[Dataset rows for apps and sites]
⁂
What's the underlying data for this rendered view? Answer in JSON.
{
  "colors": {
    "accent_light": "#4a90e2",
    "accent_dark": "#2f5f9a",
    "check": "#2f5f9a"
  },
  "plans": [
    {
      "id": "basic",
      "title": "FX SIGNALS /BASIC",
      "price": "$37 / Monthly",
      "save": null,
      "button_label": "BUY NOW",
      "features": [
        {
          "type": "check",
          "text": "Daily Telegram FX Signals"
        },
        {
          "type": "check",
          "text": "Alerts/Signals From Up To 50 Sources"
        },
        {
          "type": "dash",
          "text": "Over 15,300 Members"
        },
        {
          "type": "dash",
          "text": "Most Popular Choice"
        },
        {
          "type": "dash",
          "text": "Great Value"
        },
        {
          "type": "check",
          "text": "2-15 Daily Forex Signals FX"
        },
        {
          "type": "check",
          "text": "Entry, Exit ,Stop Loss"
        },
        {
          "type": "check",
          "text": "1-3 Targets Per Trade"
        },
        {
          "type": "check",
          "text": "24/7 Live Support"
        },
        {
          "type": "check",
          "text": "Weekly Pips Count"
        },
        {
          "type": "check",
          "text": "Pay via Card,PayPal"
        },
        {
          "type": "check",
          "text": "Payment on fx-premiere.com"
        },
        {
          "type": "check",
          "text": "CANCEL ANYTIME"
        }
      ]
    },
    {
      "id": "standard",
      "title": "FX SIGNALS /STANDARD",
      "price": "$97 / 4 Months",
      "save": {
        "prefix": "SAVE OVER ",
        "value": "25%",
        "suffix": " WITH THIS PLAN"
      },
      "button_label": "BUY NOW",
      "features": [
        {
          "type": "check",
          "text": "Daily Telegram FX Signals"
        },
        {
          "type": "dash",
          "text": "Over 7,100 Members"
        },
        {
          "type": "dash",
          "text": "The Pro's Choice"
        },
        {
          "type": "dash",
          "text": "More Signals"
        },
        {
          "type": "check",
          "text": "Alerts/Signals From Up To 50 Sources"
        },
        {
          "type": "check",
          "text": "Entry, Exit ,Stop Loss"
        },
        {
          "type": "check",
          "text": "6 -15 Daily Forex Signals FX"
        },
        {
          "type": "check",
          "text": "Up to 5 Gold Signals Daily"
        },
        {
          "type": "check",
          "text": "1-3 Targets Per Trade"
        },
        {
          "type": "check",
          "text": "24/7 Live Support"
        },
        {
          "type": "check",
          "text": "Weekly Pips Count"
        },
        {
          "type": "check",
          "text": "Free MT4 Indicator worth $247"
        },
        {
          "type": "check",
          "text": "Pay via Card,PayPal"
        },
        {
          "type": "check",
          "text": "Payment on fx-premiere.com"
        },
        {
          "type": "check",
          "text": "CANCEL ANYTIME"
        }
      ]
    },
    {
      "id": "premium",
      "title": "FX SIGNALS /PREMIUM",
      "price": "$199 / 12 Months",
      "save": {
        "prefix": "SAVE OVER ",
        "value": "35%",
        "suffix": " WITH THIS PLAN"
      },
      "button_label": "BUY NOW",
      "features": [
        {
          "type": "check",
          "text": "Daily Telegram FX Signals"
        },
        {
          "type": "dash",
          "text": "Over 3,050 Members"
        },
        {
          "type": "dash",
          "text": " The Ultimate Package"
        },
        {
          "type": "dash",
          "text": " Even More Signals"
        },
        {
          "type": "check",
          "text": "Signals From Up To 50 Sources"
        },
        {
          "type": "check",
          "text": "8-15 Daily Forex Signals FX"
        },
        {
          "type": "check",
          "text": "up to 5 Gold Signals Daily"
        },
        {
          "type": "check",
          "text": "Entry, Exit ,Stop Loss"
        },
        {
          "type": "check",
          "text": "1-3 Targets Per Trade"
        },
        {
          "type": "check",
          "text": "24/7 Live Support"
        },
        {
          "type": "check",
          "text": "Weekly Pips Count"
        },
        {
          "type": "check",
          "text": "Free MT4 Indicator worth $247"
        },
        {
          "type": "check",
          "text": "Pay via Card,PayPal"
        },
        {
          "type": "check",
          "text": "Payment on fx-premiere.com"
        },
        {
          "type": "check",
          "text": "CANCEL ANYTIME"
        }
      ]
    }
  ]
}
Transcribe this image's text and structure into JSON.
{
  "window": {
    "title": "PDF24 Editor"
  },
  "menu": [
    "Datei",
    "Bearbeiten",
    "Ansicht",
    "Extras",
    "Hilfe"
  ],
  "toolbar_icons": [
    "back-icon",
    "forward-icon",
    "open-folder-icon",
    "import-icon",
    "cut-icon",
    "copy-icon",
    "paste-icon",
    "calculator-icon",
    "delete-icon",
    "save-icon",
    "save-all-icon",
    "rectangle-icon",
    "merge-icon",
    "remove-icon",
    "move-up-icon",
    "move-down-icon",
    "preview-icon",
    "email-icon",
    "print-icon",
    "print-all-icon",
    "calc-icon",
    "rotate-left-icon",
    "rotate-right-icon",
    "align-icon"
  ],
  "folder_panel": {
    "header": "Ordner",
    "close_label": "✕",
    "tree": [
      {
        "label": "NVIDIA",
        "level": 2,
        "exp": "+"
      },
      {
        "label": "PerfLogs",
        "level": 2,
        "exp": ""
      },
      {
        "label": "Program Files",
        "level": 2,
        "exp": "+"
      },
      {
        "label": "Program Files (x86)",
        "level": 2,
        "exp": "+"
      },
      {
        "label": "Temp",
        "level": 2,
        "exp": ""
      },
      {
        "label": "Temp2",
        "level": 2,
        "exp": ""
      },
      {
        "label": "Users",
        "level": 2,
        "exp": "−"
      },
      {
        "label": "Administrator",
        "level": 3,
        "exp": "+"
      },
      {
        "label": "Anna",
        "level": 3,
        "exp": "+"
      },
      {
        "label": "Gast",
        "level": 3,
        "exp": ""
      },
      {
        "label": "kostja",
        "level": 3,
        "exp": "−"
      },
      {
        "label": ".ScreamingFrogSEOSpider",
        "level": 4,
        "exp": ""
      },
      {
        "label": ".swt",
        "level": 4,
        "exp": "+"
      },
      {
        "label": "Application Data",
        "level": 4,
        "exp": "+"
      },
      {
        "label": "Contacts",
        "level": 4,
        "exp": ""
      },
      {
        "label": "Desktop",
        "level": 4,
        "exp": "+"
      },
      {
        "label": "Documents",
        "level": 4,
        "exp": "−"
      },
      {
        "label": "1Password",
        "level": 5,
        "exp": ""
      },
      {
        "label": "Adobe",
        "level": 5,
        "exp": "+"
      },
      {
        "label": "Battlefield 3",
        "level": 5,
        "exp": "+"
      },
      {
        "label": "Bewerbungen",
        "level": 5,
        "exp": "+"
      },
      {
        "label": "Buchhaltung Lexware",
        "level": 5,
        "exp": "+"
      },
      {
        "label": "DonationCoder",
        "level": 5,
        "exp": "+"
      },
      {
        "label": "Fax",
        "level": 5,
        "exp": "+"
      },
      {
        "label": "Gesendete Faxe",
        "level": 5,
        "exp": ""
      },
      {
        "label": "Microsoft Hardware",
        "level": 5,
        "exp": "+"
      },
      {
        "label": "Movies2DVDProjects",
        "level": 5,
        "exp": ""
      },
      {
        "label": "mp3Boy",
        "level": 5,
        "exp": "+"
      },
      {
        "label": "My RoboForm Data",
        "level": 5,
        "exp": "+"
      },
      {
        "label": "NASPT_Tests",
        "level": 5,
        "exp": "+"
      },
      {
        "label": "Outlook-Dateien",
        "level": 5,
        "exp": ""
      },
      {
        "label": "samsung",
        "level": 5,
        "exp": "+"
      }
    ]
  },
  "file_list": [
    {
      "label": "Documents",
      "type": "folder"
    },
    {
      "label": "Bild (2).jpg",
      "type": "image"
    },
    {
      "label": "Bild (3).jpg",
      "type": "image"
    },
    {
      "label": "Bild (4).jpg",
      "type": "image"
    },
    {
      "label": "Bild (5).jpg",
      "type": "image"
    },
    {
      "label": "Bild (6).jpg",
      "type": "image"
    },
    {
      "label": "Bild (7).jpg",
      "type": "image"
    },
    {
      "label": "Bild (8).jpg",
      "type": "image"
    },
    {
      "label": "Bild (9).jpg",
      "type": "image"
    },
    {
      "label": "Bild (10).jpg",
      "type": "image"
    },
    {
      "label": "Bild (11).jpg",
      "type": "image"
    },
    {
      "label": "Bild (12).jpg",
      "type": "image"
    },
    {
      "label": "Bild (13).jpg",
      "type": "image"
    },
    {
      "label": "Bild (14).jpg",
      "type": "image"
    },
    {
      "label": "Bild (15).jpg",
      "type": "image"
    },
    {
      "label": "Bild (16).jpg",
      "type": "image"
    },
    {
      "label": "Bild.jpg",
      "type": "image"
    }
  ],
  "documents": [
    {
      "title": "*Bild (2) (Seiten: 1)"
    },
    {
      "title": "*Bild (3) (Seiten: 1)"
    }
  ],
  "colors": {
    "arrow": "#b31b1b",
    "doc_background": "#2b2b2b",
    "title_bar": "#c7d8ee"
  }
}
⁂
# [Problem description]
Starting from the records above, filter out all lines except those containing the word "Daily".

# [Solution to this problem]
          "text": "Daily Telegram FX Signals"
          "text": "2-15 Daily Forex Signals FX"
          "text": "Daily Telegram FX Signals"
          "text": "6 -15 Daily Forex Signals FX"
          "text": "Up to 5 Gold Signals Daily"
          "text": "Daily Telegram FX Signals"
          "text": "8-15 Daily Forex Signals FX"
          "text": "up to 5 Gold Signals Daily"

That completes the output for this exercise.